■ Your instructions ■
Please retype the records below exactly, omitting any images.

Information Start Marker

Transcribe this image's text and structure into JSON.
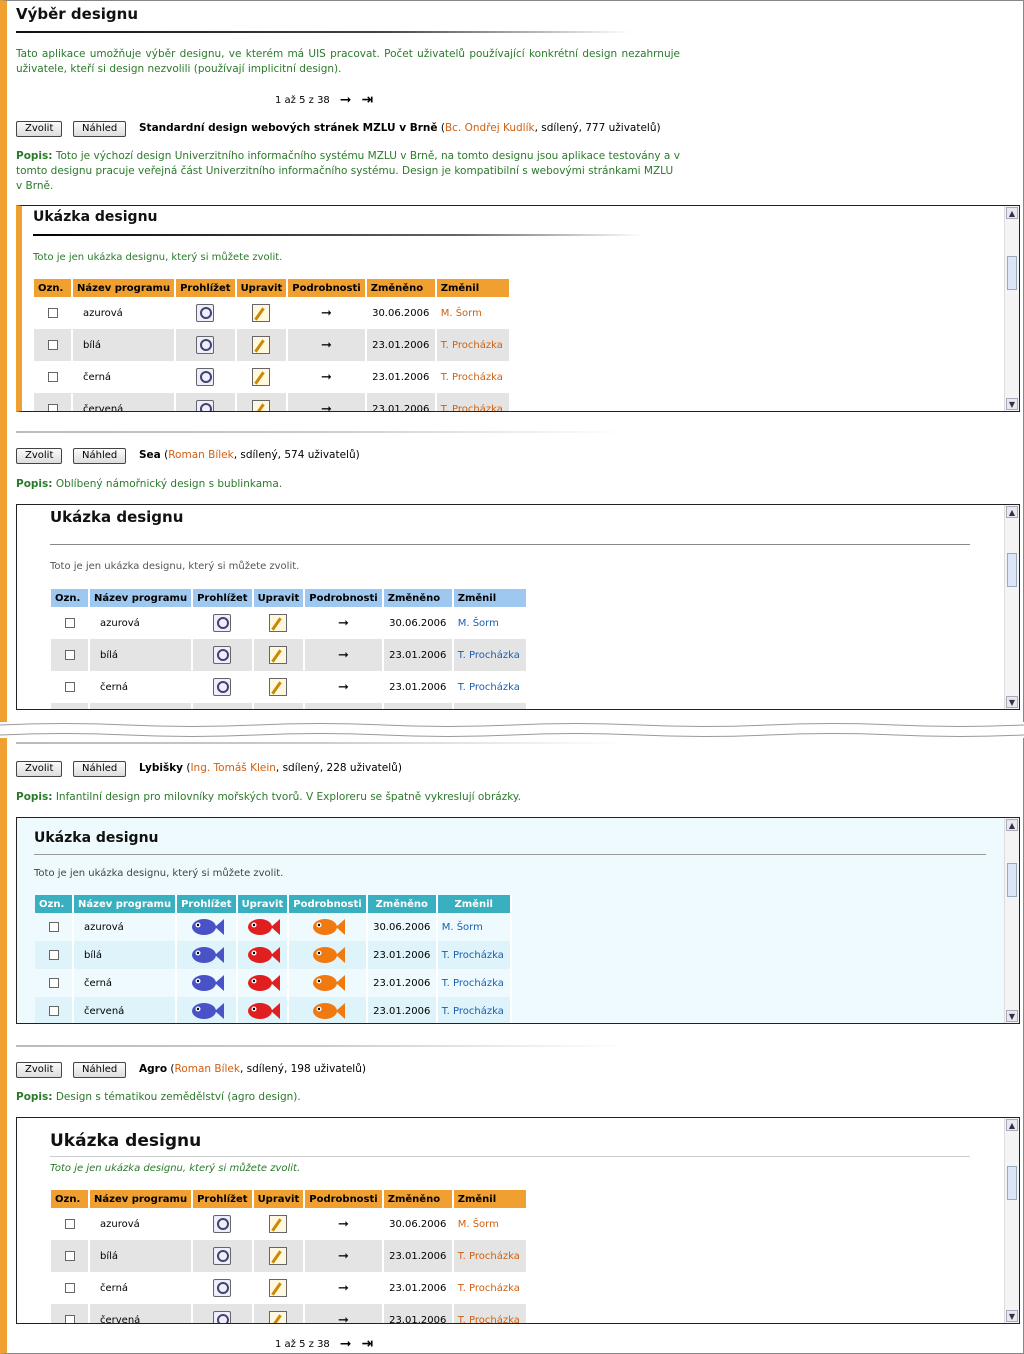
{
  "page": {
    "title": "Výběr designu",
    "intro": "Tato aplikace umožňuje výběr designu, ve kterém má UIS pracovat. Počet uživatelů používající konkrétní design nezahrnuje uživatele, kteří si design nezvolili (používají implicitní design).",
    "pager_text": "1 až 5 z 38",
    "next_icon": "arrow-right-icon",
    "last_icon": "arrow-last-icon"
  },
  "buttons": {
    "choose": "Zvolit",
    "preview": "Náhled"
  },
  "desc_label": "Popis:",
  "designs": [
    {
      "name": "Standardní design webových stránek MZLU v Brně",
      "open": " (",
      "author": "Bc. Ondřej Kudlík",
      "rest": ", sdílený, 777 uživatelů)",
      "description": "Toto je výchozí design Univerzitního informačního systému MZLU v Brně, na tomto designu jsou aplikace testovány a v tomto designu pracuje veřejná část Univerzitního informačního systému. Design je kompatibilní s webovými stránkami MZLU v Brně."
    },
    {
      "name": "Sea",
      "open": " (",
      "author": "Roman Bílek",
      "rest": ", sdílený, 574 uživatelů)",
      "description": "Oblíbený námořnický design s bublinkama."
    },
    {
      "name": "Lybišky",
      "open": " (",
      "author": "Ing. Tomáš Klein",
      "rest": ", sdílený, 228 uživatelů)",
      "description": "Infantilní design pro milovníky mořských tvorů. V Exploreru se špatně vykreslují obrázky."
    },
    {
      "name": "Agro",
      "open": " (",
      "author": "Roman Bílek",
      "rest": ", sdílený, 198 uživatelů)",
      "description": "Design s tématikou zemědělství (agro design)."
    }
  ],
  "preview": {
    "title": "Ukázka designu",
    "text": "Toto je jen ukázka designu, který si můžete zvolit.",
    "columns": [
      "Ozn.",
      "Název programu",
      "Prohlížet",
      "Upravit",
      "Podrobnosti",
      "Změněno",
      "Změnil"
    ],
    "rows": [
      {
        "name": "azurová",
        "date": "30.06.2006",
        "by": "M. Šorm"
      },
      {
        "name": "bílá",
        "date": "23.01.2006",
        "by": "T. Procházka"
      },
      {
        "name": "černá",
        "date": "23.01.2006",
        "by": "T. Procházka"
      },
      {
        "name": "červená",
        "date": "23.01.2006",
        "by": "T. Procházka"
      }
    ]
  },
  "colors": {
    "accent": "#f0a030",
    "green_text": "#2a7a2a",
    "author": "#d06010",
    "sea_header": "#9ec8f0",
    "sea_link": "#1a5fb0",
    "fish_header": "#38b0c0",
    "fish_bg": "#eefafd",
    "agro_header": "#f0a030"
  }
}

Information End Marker

■ Output for this task ■
Transcribe this image's text and structure into JSON.
{
  "page": {
    "title": "Výběr designu",
    "intro": "Tato aplikace umožňuje výběr designu, ve kterém má UIS pracovat. Počet uživatelů používající konkrétní design nezahrnuje uživatele, kteří si design nezvolili (používají implicitní design).",
    "pager_text": "1 až 5 z 38",
    "next_icon": "arrow-right-icon",
    "last_icon": "arrow-last-icon"
  },
  "buttons": {
    "choose": "Zvolit",
    "preview": "Náhled"
  },
  "desc_label": "Popis:",
  "designs": [
    {
      "name": "Standardní design webových stránek MZLU v Brně",
      "open": " (",
      "author": "Bc. Ondřej Kudlík",
      "rest": ", sdílený, 777 uživatelů)",
      "description": "Toto je výchozí design Univerzitního informačního systému MZLU v Brně, na tomto designu jsou aplikace testovány a v tomto designu pracuje veřejná část Univerzitního informačního systému. Design je kompatibilní s webovými stránkami MZLU v Brně."
    },
    {
      "name": "Sea",
      "open": " (",
      "author": "Roman Bílek",
      "rest": ", sdílený, 574 uživatelů)",
      "description": "Oblíbený námořnický design s bublinkama."
    },
    {
      "name": "Lybišky",
      "open": " (",
      "author": "Ing. Tomáš Klein",
      "rest": ", sdílený, 228 uživatelů)",
      "description": "Infantilní design pro milovníky mořských tvorů. V Exploreru se špatně vykreslují obrázky."
    },
    {
      "name": "Agro",
      "open": " (",
      "author": "Roman Bílek",
      "rest": ", sdílený, 198 uživatelů)",
      "description": "Design s tématikou zemědělství (agro design)."
    }
  ],
  "preview": {
    "title": "Ukázka designu",
    "text": "Toto je jen ukázka designu, který si můžete zvolit.",
    "columns": [
      "Ozn.",
      "Název programu",
      "Prohlížet",
      "Upravit",
      "Podrobnosti",
      "Změněno",
      "Změnil"
    ],
    "rows": [
      {
        "name": "azurová",
        "date": "30.06.2006",
        "by": "M. Šorm"
      },
      {
        "name": "bílá",
        "date": "23.01.2006",
        "by": "T. Procházka"
      },
      {
        "name": "černá",
        "date": "23.01.2006",
        "by": "T. Procházka"
      },
      {
        "name": "červená",
        "date": "23.01.2006",
        "by": "T. Procházka"
      }
    ]
  },
  "colors": {
    "accent": "#f0a030",
    "green_text": "#2a7a2a",
    "author": "#d06010",
    "sea_header": "#9ec8f0",
    "sea_link": "#1a5fb0",
    "fish_header": "#38b0c0",
    "fish_bg": "#eefafd",
    "agro_header": "#f0a030"
  }
}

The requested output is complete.